■ Task prompt
The only thing to send back is the number of lines below that hold the string "master".
---------- Records for processing ----------
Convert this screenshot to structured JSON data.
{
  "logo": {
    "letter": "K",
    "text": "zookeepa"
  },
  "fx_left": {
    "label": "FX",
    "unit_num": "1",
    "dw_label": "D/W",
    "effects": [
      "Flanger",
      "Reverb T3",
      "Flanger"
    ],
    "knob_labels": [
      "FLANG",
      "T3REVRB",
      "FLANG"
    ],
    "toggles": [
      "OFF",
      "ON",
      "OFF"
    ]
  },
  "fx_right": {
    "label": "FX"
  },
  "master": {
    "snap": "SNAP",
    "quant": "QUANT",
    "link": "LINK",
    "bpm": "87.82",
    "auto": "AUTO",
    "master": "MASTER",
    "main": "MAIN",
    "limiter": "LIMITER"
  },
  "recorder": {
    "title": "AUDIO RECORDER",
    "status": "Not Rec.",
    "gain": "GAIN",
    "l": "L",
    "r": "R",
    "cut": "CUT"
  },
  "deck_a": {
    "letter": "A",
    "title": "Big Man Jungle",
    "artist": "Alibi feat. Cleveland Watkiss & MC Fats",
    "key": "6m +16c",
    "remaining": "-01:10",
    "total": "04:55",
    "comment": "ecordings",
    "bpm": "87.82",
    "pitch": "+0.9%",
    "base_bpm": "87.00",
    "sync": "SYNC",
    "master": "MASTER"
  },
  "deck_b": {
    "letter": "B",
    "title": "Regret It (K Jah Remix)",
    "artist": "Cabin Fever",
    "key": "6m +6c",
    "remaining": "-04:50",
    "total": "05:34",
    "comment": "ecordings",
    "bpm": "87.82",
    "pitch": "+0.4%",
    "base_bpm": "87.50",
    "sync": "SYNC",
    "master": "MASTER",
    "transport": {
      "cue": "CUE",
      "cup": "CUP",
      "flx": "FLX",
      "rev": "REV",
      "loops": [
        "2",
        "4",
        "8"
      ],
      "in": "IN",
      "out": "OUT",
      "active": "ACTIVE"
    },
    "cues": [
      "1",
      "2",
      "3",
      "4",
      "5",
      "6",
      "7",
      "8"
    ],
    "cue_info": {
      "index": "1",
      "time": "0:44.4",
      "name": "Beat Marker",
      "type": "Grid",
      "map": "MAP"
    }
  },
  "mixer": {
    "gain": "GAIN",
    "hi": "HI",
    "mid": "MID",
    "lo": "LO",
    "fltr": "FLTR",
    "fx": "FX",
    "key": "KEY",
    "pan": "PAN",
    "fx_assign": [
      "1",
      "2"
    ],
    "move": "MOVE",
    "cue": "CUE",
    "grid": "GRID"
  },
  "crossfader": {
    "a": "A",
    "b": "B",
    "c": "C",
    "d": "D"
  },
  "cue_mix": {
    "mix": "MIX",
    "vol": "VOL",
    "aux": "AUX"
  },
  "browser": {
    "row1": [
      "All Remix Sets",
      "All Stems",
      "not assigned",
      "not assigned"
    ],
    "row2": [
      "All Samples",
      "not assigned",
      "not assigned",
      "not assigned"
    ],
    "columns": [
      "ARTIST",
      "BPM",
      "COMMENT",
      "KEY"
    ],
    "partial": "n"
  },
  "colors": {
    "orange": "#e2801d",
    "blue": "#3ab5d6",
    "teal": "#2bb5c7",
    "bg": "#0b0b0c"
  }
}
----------
■ Output for this exercise
4